**** DATA TO EXAMINE ****

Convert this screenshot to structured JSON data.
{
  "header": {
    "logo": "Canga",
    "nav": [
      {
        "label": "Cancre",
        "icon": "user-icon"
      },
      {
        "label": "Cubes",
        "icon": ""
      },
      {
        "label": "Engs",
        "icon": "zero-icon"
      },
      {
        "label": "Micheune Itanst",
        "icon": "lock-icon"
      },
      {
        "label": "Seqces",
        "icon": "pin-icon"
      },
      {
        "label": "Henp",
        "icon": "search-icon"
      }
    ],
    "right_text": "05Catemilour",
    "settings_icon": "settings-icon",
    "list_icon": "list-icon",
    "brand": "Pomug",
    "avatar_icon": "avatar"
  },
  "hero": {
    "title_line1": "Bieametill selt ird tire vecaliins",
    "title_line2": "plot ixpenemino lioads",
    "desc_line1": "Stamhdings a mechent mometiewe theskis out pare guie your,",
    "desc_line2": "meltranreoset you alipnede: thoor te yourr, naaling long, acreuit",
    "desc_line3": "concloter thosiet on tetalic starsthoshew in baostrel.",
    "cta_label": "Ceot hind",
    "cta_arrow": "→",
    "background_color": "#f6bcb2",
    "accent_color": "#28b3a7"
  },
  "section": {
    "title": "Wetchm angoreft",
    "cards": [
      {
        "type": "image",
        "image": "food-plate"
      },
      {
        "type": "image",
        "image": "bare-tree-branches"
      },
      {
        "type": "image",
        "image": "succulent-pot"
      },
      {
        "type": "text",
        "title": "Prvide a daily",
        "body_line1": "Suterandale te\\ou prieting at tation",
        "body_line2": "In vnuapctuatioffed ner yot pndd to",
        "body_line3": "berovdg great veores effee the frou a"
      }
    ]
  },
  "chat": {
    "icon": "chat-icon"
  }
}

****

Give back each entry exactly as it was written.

Convert this screenshot to structured JSON data.
{
  "header": {
    "logo": "Canga",
    "nav": [
      {
        "label": "Cancre",
        "icon": "user-icon"
      },
      {
        "label": "Cubes",
        "icon": ""
      },
      {
        "label": "Engs",
        "icon": "zero-icon"
      },
      {
        "label": "Micheune Itanst",
        "icon": "lock-icon"
      },
      {
        "label": "Seqces",
        "icon": "pin-icon"
      },
      {
        "label": "Henp",
        "icon": "search-icon"
      }
    ],
    "right_text": "05Catemilour",
    "settings_icon": "settings-icon",
    "list_icon": "list-icon",
    "brand": "Pomug",
    "avatar_icon": "avatar"
  },
  "hero": {
    "title_line1": "Bieametill selt ird tire vecaliins",
    "title_line2": "plot ixpenemino lioads",
    "desc_line1": "Stamhdings a mechent mometiewe theskis out pare guie your,",
    "desc_line2": "meltranreoset you alipnede: thoor te yourr, naaling long, acreuit",
    "desc_line3": "concloter thosiet on tetalic starsthoshew in baostrel.",
    "cta_label": "Ceot hind",
    "cta_arrow": "→",
    "background_color": "#f6bcb2",
    "accent_color": "#28b3a7"
  },
  "section": {
    "title": "Wetchm angoreft",
    "cards": [
      {
        "type": "image",
        "image": "food-plate"
      },
      {
        "type": "image",
        "image": "bare-tree-branches"
      },
      {
        "type": "image",
        "image": "succulent-pot"
      },
      {
        "type": "text",
        "title": "Prvide a daily",
        "body_line1": "Suterandale te\\ou prieting at tation",
        "body_line2": "In vnuapctuatioffed ner yot pndd to",
        "body_line3": "berovdg great veores effee the frou a"
      }
    ]
  },
  "chat": {
    "icon": "chat-icon"
  }
}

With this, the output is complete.